─── Recorded data ───
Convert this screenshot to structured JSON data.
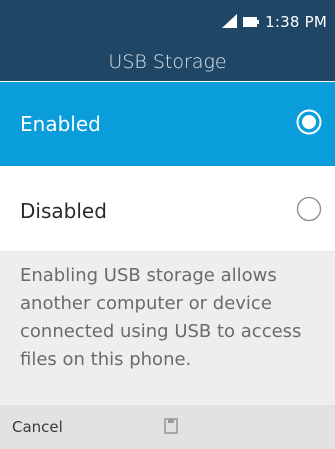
{
  "status_bar": {
    "time": "1:38 PM",
    "icons": [
      "signal-icon",
      "battery-icon"
    ]
  },
  "header": {
    "title": "USB Storage"
  },
  "options": [
    {
      "label": "Enabled",
      "selected": true
    },
    {
      "label": "Disabled",
      "selected": false
    }
  ],
  "info": {
    "text": "Enabling USB storage allows another computer or device connected using USB to access files on this phone."
  },
  "softkeys": {
    "left": "Cancel",
    "center_icon": "save-icon"
  },
  "colors": {
    "header": "#1f4664",
    "selected": "#0a9ddb",
    "info_bg": "#eeeeee",
    "softkey_bg": "#e2e2e2"
  }
}
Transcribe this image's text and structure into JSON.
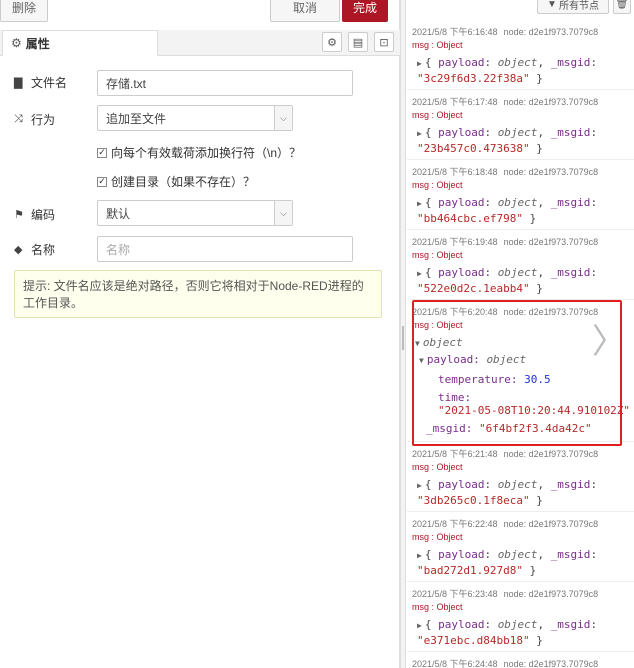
{
  "editor": {
    "delete_label": "删除",
    "cancel_label": "取消",
    "done_label": "完成",
    "tab_properties": "属性",
    "filename_label": "文件名",
    "filename_value": "存储.txt",
    "action_label": "行为",
    "action_value": "追加至文件",
    "checkbox_newline": "向每个有效载荷添加换行符（\\n）？",
    "checkbox_createdir": "创建目录（如果不存在）？",
    "encoding_label": "编码",
    "encoding_value": "默认",
    "name_label": "名称",
    "name_placeholder": "名称",
    "hint": "提示: 文件名应该是绝对路径，否则它将相对于Node-RED进程的工作目录。"
  },
  "debug": {
    "filter_label": "所有节点",
    "topic": "msg : Object",
    "node_label": "node: d2e1f973.7079c8",
    "messages": [
      {
        "time": "2021/5/8 下午6:16:48",
        "msgid": "\"3c29f6d3.22f38a\""
      },
      {
        "time": "2021/5/8 下午6:17:48",
        "msgid": "\"23b457c0.473638\""
      },
      {
        "time": "2021/5/8 下午6:18:48",
        "msgid": "\"bb464cbc.ef798\""
      },
      {
        "time": "2021/5/8 下午6:19:48",
        "msgid": "\"522e0d2c.1eabb4\""
      },
      {
        "time": "2021/5/8 下午6:20:48"
      },
      {
        "time": "2021/5/8 下午6:21:48",
        "msgid": "\"3db265c0.1f8eca\""
      },
      {
        "time": "2021/5/8 下午6:22:48",
        "msgid": "\"bad272d1.927d8\""
      },
      {
        "time": "2021/5/8 下午6:23:48",
        "msgid": "\"e371ebc.d84bb18\""
      },
      {
        "time": "2021/5/8 下午6:24:48"
      }
    ],
    "collapsed_prefix": "{ ",
    "payload_key": "payload",
    "object_type": "object",
    "msgid_key": "_msgid",
    "expanded": {
      "root_type": "object",
      "payload_key": "payload:",
      "payload_type": "object",
      "temperature_key": "temperature:",
      "temperature_value": "30.5",
      "time_key": "time:",
      "time_value": "\"2021-05-08T10:20:44.910102Z\"",
      "msgid_key": "_msgid:",
      "msgid_value": "\"6f4bf2f3.4da42c\""
    }
  },
  "colors": {
    "done_button": "#ad1625",
    "highlight": "#e02020",
    "key_purple": "#792e8a",
    "string_red": "#b72828",
    "number_blue": "#2033d6"
  }
}
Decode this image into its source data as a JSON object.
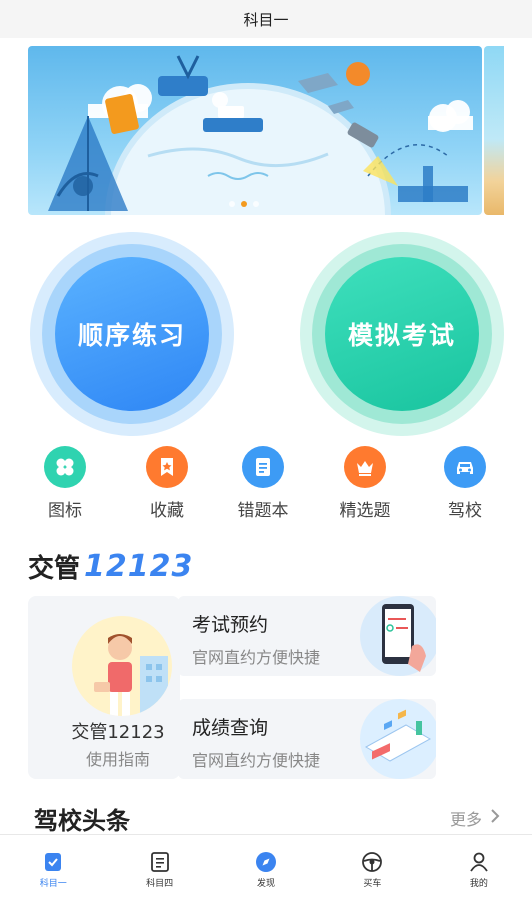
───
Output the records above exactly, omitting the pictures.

Convert this screenshot to structured JSON data.
{
  "status_bar": {
    "time": "1:38 PM",
    "icons": [
      "signal-icon",
      "battery-icon"
    ]
  },
  "header": {
    "title": "USB Storage"
  },
  "options": [
    {
      "label": "Enabled",
      "selected": true
    },
    {
      "label": "Disabled",
      "selected": false
    }
  ],
  "info": {
    "text": "Enabling USB storage allows another computer or device connected using USB to access files on this phone."
  },
  "softkeys": {
    "left": "Cancel",
    "center_icon": "save-icon"
  },
  "colors": {
    "header": "#1f4664",
    "selected": "#0a9ddb",
    "info_bg": "#eeeeee",
    "softkey_bg": "#e2e2e2"
  }
}
Transcribe this image's text and structure into JSON.
{
  "editor": {
    "delete_label": "删除",
    "cancel_label": "取消",
    "done_label": "完成",
    "tab_properties": "属性",
    "filename_label": "文件名",
    "filename_value": "存储.txt",
    "action_label": "行为",
    "action_value": "追加至文件",
    "checkbox_newline": "向每个有效载荷添加换行符（\\n）？",
    "checkbox_createdir": "创建目录（如果不存在）？",
    "encoding_label": "编码",
    "encoding_value": "默认",
    "name_label": "名称",
    "name_placeholder": "名称",
    "hint": "提示: 文件名应该是绝对路径，否则它将相对于Node-RED进程的工作目录。"
  },
  "debug": {
    "filter_label": "所有节点",
    "topic": "msg : Object",
    "node_label": "node: d2e1f973.7079c8",
    "messages": [
      {
        "time": "2021/5/8 下午6:16:48",
        "msgid": "\"3c29f6d3.22f38a\""
      },
      {
        "time": "2021/5/8 下午6:17:48",
        "msgid": "\"23b457c0.473638\""
      },
      {
        "time": "2021/5/8 下午6:18:48",
        "msgid": "\"bb464cbc.ef798\""
      },
      {
        "time": "2021/5/8 下午6:19:48",
        "msgid": "\"522e0d2c.1eabb4\""
      },
      {
        "time": "2021/5/8 下午6:20:48"
      },
      {
        "time": "2021/5/8 下午6:21:48",
        "msgid": "\"3db265c0.1f8eca\""
      },
      {
        "time": "2021/5/8 下午6:22:48",
        "msgid": "\"bad272d1.927d8\""
      },
      {
        "time": "2021/5/8 下午6:23:48",
        "msgid": "\"e371ebc.d84bb18\""
      },
      {
        "time": "2021/5/8 下午6:24:48"
      }
    ],
    "collapsed_prefix": "{ ",
    "payload_key": "payload",
    "object_type": "object",
    "msgid_key": "_msgid",
    "expanded": {
      "root_type": "object",
      "payload_key": "payload:",
      "payload_type": "object",
      "temperature_key": "temperature:",
      "temperature_value": "30.5",
      "time_key": "time:",
      "time_value": "\"2021-05-08T10:20:44.910102Z\"",
      "msgid_key": "_msgid:",
      "msgid_value": "\"6f4bf2f3.4da42c\""
    }
  },
  "colors": {
    "done_button": "#ad1625",
    "highlight": "#e02020",
    "key_purple": "#792e8a",
    "string_red": "#b72828",
    "number_blue": "#2033d6"
  }
}
Decode this image into its source data as a JSON object.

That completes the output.